* **Exercise brief**: Report how many lines of these entries hold the string "Gary"; reply with the number alone.

Extracted records
* * *
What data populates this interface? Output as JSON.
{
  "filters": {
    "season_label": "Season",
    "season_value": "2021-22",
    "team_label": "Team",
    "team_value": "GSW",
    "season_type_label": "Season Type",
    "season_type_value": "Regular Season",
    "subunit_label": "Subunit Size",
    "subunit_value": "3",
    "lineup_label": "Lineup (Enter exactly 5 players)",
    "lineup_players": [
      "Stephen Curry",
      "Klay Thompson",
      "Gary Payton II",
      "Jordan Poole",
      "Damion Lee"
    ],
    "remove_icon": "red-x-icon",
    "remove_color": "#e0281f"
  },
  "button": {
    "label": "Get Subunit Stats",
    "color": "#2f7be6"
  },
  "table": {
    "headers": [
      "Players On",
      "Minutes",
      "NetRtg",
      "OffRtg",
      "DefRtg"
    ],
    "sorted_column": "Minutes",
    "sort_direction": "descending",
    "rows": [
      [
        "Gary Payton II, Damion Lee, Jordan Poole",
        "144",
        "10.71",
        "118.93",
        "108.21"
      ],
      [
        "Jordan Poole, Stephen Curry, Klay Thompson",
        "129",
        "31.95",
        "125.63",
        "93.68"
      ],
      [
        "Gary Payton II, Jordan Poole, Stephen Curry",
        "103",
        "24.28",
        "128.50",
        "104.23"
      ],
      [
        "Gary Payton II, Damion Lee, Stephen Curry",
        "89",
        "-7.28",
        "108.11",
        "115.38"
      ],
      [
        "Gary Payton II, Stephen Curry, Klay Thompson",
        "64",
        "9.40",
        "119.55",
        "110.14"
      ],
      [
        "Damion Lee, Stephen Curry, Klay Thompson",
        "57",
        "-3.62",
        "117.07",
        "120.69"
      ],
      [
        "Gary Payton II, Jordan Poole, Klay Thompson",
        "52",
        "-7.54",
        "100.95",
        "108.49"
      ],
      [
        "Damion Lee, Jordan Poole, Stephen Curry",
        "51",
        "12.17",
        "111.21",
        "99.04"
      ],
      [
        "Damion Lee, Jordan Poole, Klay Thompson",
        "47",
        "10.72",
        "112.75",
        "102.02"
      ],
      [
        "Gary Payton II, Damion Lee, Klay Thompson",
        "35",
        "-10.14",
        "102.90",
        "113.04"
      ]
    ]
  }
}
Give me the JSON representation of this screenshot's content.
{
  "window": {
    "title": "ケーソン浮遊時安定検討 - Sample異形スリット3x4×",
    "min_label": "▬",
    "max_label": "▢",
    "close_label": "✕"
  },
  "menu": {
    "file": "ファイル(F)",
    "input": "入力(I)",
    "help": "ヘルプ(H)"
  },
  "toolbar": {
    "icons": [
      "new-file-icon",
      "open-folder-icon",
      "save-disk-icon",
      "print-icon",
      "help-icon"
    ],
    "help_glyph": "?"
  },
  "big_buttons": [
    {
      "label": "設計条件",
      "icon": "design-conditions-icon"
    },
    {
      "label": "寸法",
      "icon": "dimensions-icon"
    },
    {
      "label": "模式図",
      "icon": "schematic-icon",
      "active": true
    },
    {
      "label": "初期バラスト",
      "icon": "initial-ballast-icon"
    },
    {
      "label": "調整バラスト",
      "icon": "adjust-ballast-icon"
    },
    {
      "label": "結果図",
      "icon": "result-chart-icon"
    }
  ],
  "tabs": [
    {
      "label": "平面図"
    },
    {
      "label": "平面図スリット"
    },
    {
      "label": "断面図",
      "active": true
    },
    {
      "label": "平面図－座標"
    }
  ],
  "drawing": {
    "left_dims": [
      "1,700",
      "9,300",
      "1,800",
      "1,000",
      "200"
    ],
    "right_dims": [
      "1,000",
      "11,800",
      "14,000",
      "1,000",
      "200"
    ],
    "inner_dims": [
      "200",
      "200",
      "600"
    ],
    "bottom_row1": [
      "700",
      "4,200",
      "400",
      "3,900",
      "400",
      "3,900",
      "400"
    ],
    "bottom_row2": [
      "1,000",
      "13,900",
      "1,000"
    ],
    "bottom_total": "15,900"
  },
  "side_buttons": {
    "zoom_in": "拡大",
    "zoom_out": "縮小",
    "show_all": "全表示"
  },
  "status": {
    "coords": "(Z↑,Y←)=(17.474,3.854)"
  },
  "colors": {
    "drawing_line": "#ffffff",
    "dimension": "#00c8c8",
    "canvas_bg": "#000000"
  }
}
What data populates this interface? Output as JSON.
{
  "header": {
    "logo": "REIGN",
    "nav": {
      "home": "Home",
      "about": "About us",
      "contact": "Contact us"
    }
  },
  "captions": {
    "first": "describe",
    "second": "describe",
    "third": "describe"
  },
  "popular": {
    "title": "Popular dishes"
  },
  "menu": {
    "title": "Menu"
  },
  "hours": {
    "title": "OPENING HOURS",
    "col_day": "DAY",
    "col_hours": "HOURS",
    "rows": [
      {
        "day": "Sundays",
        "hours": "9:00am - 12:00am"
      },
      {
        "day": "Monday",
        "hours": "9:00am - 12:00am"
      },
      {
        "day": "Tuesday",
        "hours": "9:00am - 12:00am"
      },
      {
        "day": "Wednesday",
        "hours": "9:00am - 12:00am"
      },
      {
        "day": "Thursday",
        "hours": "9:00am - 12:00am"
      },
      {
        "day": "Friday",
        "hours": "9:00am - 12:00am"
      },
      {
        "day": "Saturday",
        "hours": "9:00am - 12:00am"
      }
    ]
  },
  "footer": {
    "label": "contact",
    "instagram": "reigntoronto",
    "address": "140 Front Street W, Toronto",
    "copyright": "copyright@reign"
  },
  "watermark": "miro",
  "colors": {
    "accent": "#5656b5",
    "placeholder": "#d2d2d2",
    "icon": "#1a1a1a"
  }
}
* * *
* **Result of the task**: 7